Alysse McLoughlin attorney state and local tax matters, financial services companies MCDermott Will New York

Alysse McLoughlin is a partner in the law firm of McDermott Will & Emery LLP and is based in the Firm's New York office.  She focuses her practice on state and local tax matters, with particular skill working with financial services companies.

Alysse was most recently the head of state tax at Barclays Capital, where she was responsible for all including income, franchise, sales and use, and excise tax issues.  Her responsibilities included establishment of state tax return filing positions and reserves, participation in the financial statement process, and the handling of all state tax audits.  She has also held positions as state tax counsel at Lehman Brothers and attorney in the chief counsel division of the Internal Revenue Services.

Alysse received her LL.M. from New York University School of Law and her J.D. from Fordham University School of Law.  She earned her B.A. from the State University of New York at Binghamton.

Alysse is admitted to practice in New York

212 547 5307

Diann Smith is counsel in the law firm of McDermott Will & Emery LLP and is based in the Firm’s Washington, D.C., office.  Diann focuses her practice on state and local taxation with an emphasis on tax challenges relating to compliance, controversy, planning and legislative activity.   

Kathleen Quinn, McDermott Will, State Tax Matters Lawyer, Corporate Development Attorney

Kathleen Quinn focuses her practice on state and local tax matters. She has represented corporations and individuals in New York State and New York City income tax controversies. She also has advised clients on the state and local consequences of corporate restructurings and other business transactions.

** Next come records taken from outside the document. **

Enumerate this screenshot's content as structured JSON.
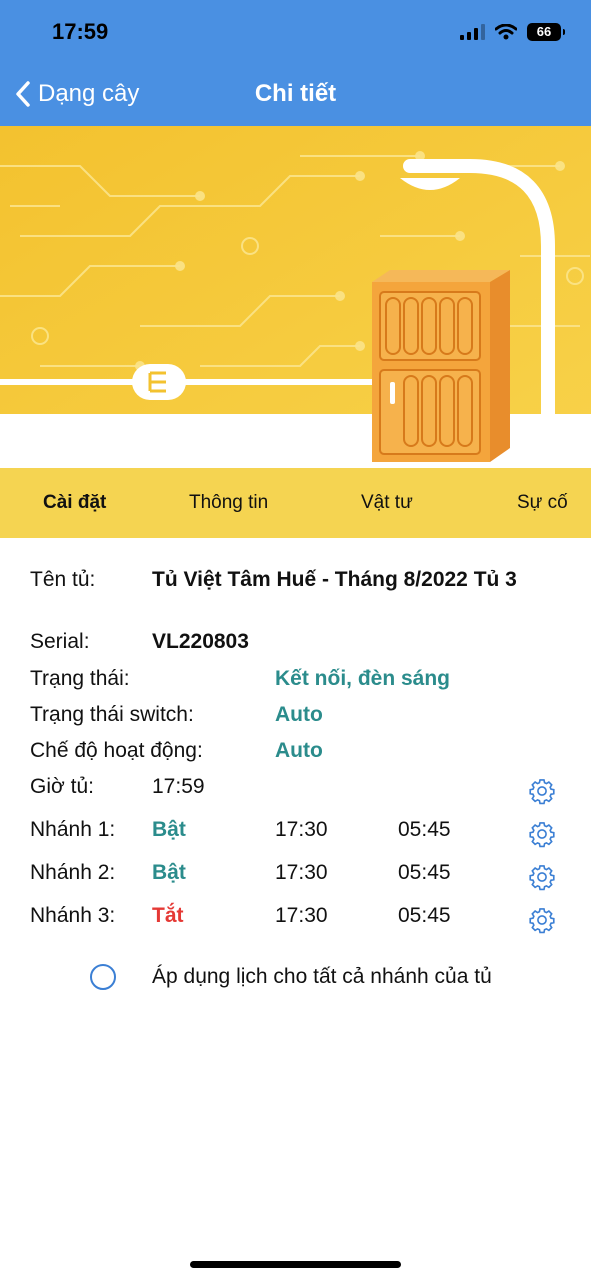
{
  "status_bar": {
    "time": "17:59",
    "battery": "66"
  },
  "nav": {
    "back_label": "Dạng cây",
    "title": "Chi tiết"
  },
  "tabs": [
    {
      "label": "Cài đặt",
      "active": true
    },
    {
      "label": "Thông tin",
      "active": false
    },
    {
      "label": "Vật tư",
      "active": false
    },
    {
      "label": "Sự cố",
      "active": false
    }
  ],
  "details": {
    "name_label": "Tên tủ:",
    "name_value": "Tủ Việt Tâm Huế - Tháng 8/2022 Tủ 3",
    "serial_label": "Serial:",
    "serial_value": "VL220803",
    "status_label": "Trạng thái:",
    "status_value": "Kết nối, đèn sáng",
    "switch_label": "Trạng thái switch:",
    "switch_value": "Auto",
    "mode_label": "Chế độ hoạt động:",
    "mode_value": "Auto",
    "clock_label": "Giờ tủ:",
    "clock_value": "17:59"
  },
  "branches": [
    {
      "label": "Nhánh 1:",
      "state": "Bật",
      "on": "17:30",
      "off": "05:45"
    },
    {
      "label": "Nhánh 2:",
      "state": "Bật",
      "on": "17:30",
      "off": "05:45"
    },
    {
      "label": "Nhánh 3:",
      "state": "Tắt",
      "on": "17:30",
      "off": "05:45"
    }
  ],
  "apply_all_label": "Áp dụng lịch cho tất cả nhánh của tủ",
  "colors": {
    "header": "#4a90e2",
    "tab_bar": "#f5d451",
    "banner": "#f6c93a",
    "teal": "#2b8c8c",
    "red": "#e53935",
    "gear": "#3b7fd4"
  },
  "icons": [
    "back-chevron-icon",
    "signal-icon",
    "wifi-icon",
    "battery-icon",
    "gear-icon",
    "radio-icon",
    "street-lamp-icon",
    "electrical-cabinet-icon",
    "plug-icon"
  ]
}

Previously, Kathleen worked at a Big Four accounting firm, where her practice focused exclusively on state and local tax.

(212) 547-5718